Before you finish, make sure every line below has been written out exactly.

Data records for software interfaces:
================================
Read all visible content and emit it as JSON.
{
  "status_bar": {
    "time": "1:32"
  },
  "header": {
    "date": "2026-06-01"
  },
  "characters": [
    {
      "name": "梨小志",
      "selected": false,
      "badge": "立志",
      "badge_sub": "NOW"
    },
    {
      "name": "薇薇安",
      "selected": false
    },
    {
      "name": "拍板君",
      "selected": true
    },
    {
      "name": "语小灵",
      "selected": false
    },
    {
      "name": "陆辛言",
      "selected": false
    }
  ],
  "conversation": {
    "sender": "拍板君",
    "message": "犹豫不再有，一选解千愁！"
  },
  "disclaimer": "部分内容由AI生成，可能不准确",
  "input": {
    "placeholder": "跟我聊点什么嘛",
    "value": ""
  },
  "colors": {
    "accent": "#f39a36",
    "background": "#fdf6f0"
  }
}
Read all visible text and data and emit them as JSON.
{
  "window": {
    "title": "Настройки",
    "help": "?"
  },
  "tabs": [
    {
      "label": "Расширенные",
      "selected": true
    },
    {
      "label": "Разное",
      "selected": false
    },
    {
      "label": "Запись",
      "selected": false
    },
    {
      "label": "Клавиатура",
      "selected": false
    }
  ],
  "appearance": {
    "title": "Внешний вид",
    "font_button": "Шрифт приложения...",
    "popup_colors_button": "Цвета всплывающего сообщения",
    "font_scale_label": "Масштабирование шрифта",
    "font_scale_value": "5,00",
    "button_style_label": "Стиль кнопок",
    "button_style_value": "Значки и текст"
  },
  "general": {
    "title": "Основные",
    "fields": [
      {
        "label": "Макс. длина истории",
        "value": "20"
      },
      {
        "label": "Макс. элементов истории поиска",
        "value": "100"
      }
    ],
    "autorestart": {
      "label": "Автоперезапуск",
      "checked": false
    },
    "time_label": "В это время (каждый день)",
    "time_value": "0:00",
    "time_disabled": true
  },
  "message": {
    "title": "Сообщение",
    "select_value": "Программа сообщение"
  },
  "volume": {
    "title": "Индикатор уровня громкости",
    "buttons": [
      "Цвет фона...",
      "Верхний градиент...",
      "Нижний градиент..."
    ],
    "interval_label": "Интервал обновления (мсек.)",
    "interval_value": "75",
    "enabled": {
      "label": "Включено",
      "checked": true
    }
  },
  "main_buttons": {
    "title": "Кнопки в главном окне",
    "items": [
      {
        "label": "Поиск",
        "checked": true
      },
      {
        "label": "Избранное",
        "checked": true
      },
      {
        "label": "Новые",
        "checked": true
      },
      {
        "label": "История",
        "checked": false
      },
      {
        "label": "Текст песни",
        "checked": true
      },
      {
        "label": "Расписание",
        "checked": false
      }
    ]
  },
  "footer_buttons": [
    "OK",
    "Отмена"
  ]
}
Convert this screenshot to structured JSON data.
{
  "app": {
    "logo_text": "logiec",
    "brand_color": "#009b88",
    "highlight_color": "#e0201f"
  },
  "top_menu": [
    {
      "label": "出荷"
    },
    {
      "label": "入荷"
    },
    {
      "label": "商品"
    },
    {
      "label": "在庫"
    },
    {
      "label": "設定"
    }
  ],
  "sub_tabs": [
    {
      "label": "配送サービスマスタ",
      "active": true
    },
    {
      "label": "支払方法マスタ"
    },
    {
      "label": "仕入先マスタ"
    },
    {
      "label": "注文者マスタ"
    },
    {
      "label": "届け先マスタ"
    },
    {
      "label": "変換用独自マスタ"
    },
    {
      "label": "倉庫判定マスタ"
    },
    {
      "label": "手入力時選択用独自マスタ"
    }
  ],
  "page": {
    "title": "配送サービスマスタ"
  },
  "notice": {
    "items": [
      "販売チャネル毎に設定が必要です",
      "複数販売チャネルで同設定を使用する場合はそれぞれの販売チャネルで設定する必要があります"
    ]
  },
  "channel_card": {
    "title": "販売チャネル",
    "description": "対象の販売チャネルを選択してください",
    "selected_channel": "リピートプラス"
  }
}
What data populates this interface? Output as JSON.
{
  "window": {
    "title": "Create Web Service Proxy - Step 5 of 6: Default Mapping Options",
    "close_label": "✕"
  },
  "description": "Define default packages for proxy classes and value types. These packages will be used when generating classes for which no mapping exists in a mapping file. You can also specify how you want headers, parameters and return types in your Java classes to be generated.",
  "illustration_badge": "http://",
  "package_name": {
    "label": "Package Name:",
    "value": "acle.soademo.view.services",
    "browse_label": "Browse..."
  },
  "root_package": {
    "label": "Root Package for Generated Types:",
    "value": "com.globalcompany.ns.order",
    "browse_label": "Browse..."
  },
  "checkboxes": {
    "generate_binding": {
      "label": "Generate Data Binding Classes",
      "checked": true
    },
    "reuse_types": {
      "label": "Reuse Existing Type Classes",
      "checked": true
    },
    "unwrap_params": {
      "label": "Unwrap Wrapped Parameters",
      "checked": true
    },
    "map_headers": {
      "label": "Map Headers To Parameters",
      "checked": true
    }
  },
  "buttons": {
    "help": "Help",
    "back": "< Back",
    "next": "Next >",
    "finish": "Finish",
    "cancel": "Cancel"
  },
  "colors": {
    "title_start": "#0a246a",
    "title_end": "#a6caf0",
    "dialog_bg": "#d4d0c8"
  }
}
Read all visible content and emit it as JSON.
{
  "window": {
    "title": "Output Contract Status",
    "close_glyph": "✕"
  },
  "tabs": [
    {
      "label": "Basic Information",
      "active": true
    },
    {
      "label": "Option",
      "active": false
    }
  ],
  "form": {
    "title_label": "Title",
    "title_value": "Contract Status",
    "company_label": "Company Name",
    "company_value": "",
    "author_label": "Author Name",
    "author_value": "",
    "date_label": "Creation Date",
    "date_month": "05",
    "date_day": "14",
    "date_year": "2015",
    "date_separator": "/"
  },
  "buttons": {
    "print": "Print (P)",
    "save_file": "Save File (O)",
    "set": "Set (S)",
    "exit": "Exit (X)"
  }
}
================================
- Response to this task
Read all visible content and emit it as JSON.
{
  "status_bar": {
    "time": "1:32"
  },
  "header": {
    "date": "2026-06-01"
  },
  "characters": [
    {
      "name": "梨小志",
      "selected": false,
      "badge": "立志",
      "badge_sub": "NOW"
    },
    {
      "name": "薇薇安",
      "selected": false
    },
    {
      "name": "拍板君",
      "selected": true
    },
    {
      "name": "语小灵",
      "selected": false
    },
    {
      "name": "陆辛言",
      "selected": false
    }
  ],
  "conversation": {
    "sender": "拍板君",
    "message": "犹豫不再有，一选解千愁！"
  },
  "disclaimer": "部分内容由AI生成，可能不准确",
  "input": {
    "placeholder": "跟我聊点什么嘛",
    "value": ""
  },
  "colors": {
    "accent": "#f39a36",
    "background": "#fdf6f0"
  }
}
Read all visible text and data and emit them as JSON.
{
  "window": {
    "title": "Настройки",
    "help": "?"
  },
  "tabs": [
    {
      "label": "Расширенные",
      "selected": true
    },
    {
      "label": "Разное",
      "selected": false
    },
    {
      "label": "Запись",
      "selected": false
    },
    {
      "label": "Клавиатура",
      "selected": false
    }
  ],
  "appearance": {
    "title": "Внешний вид",
    "font_button": "Шрифт приложения...",
    "popup_colors_button": "Цвета всплывающего сообщения",
    "font_scale_label": "Масштабирование шрифта",
    "font_scale_value": "5,00",
    "button_style_label": "Стиль кнопок",
    "button_style_value": "Значки и текст"
  },
  "general": {
    "title": "Основные",
    "fields": [
      {
        "label": "Макс. длина истории",
        "value": "20"
      },
      {
        "label": "Макс. элементов истории поиска",
        "value": "100"
      }
    ],
    "autorestart": {
      "label": "Автоперезапуск",
      "checked": false
    },
    "time_label": "В это время (каждый день)",
    "time_value": "0:00",
    "time_disabled": true
  },
  "message": {
    "title": "Сообщение",
    "select_value": "Программа сообщение"
  },
  "volume": {
    "title": "Индикатор уровня громкости",
    "buttons": [
      "Цвет фона...",
      "Верхний градиент...",
      "Нижний градиент..."
    ],
    "interval_label": "Интервал обновления (мсек.)",
    "interval_value": "75",
    "enabled": {
      "label": "Включено",
      "checked": true
    }
  },
  "main_buttons": {
    "title": "Кнопки в главном окне",
    "items": [
      {
        "label": "Поиск",
        "checked": true
      },
      {
        "label": "Избранное",
        "checked": true
      },
      {
        "label": "Новые",
        "checked": true
      },
      {
        "label": "История",
        "checked": false
      },
      {
        "label": "Текст песни",
        "checked": true
      },
      {
        "label": "Расписание",
        "checked": false
      }
    ]
  },
  "footer_buttons": [
    "OK",
    "Отмена"
  ]
}
Convert this screenshot to structured JSON data.
{
  "app": {
    "logo_text": "logiec",
    "brand_color": "#009b88",
    "highlight_color": "#e0201f"
  },
  "top_menu": [
    {
      "label": "出荷"
    },
    {
      "label": "入荷"
    },
    {
      "label": "商品"
    },
    {
      "label": "在庫"
    },
    {
      "label": "設定"
    }
  ],
  "sub_tabs": [
    {
      "label": "配送サービスマスタ",
      "active": true
    },
    {
      "label": "支払方法マスタ"
    },
    {
      "label": "仕入先マスタ"
    },
    {
      "label": "注文者マスタ"
    },
    {
      "label": "届け先マスタ"
    },
    {
      "label": "変換用独自マスタ"
    },
    {
      "label": "倉庫判定マスタ"
    },
    {
      "label": "手入力時選択用独自マスタ"
    }
  ],
  "page": {
    "title": "配送サービスマスタ"
  },
  "notice": {
    "items": [
      "販売チャネル毎に設定が必要です",
      "複数販売チャネルで同設定を使用する場合はそれぞれの販売チャネルで設定する必要があります"
    ]
  },
  "channel_card": {
    "title": "販売チャネル",
    "description": "対象の販売チャネルを選択してください",
    "selected_channel": "リピートプラス"
  }
}
What data populates this interface? Output as JSON.
{
  "window": {
    "title": "Create Web Service Proxy - Step 5 of 6: Default Mapping Options",
    "close_label": "✕"
  },
  "description": "Define default packages for proxy classes and value types. These packages will be used when generating classes for which no mapping exists in a mapping file. You can also specify how you want headers, parameters and return types in your Java classes to be generated.",
  "illustration_badge": "http://",
  "package_name": {
    "label": "Package Name:",
    "value": "acle.soademo.view.services",
    "browse_label": "Browse..."
  },
  "root_package": {
    "label": "Root Package for Generated Types:",
    "value": "com.globalcompany.ns.order",
    "browse_label": "Browse..."
  },
  "checkboxes": {
    "generate_binding": {
      "label": "Generate Data Binding Classes",
      "checked": true
    },
    "reuse_types": {
      "label": "Reuse Existing Type Classes",
      "checked": true
    },
    "unwrap_params": {
      "label": "Unwrap Wrapped Parameters",
      "checked": true
    },
    "map_headers": {
      "label": "Map Headers To Parameters",
      "checked": true
    }
  },
  "buttons": {
    "help": "Help",
    "back": "< Back",
    "next": "Next >",
    "finish": "Finish",
    "cancel": "Cancel"
  },
  "colors": {
    "title_start": "#0a246a",
    "title_end": "#a6caf0",
    "dialog_bg": "#d4d0c8"
  }
}
Read all visible content and emit it as JSON.
{
  "window": {
    "title": "Output Contract Status",
    "close_glyph": "✕"
  },
  "tabs": [
    {
      "label": "Basic Information",
      "active": true
    },
    {
      "label": "Option",
      "active": false
    }
  ],
  "form": {
    "title_label": "Title",
    "title_value": "Contract Status",
    "company_label": "Company Name",
    "company_value": "",
    "author_label": "Author Name",
    "author_value": "",
    "date_label": "Creation Date",
    "date_month": "05",
    "date_day": "14",
    "date_year": "2015",
    "date_separator": "/"
  },
  "buttons": {
    "print": "Print (P)",
    "save_file": "Save File (O)",
    "set": "Set (S)",
    "exit": "Exit (X)"
  }
}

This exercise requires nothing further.